  20. ^ Froese, Duane; Stiller, Mathias; Heintzman, Peter D.; Reyes, Alberto V.; Zazula, Grant D.; Soares, André E. R.; Meyer, Matthias; Hall, Elizabeth; Jensen, Britta J. L.; Arnold, Lee J.; MacPhee, Ross D. E. (2017-03-28). "Fossil and genomic evidence constrains the timing of bison arrival in North America". Proceedings of the National Academy of Sciences. 114 (13): 3457–3462. Bibcode:2017PNAS..114.3457F. doi:10.1073/pnas.1620754114. ISSN 0027-8424. PMC 5380047. PMID 28289222.

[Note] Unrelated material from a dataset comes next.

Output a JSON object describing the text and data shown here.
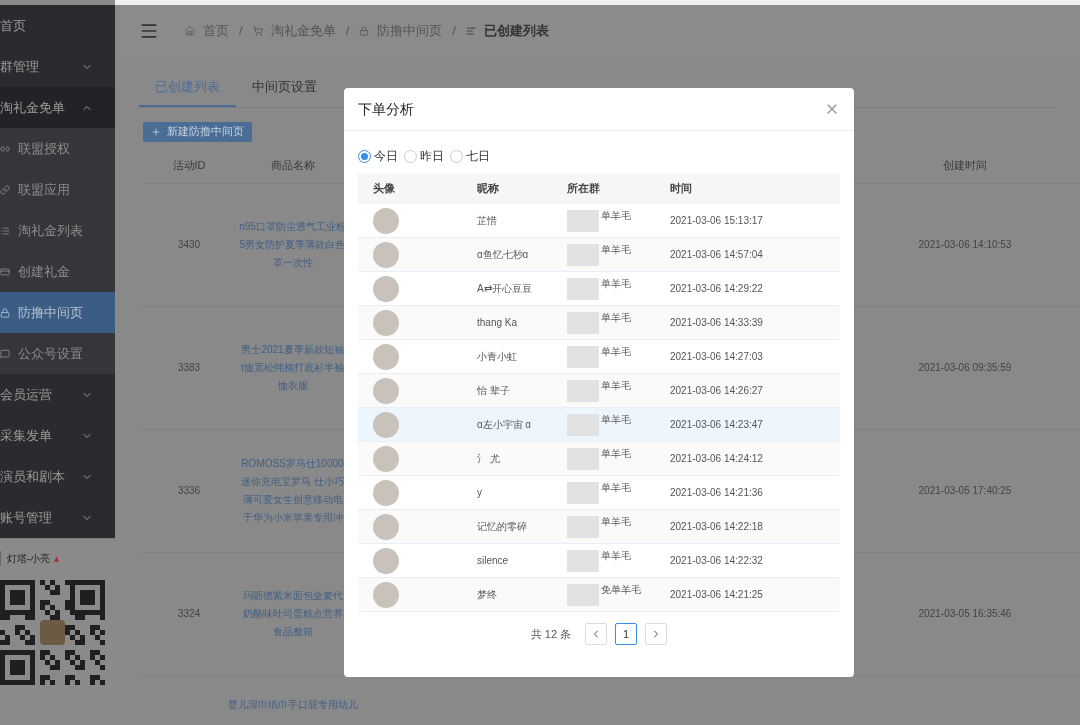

  21. ^ Wuttke, Michael; Přikryl, Tomáš; Ratnikov, Viacheslav Yu.; Dvořák, Zdeněk; Roček, Zbyněk (September 2012). "Generic diversity and distributional dynamics of the Palaeobatrachidae (Amphibia: Anura)". Palaeobiodiversity and Palaeoenvironments. 92 (3): 367–395. Bibcode:2012PdPe...92..367W. doi:10.1007/s12549-012-0071-y. ISSN 1867-1594. S2CID 130080167.
  22. ^ D. Richter & others (8 June 2017). "The Age of Hominin Fossils from Jebel Irhoud, Morocco, and the origins of the Middle Stone Age". Nature. 546 (7657): 293–296. Bibcode:2017Natur.546..293R. doi:10.1038/nature22335. PMID 28593967. S2CID 205255853..
  23. ^ Crew, Bec (15 March 2016). "The Oldest Human Genome Ever Has Been Sequenced, And It Could Rewrite Our History". ScienceAlert. Retrieved 5 June 2019.
  24. ^ Gaudzinski-Windheuser, Sabine; Kindler, Lutz; Roebroeks, Wil (2023-11-13). "Beaver exploitation, 400,000 years ago, testifies to prey choice diversity of Middle Pleistocene hominins". Scientific Reports. 13 (1): 19766. Bibcode:2023NatSR..1319766G. doi:10.1038/s41598-023-46956-6. hdl:1887/3674398. ISSN 2045-2322. PMID 37957223.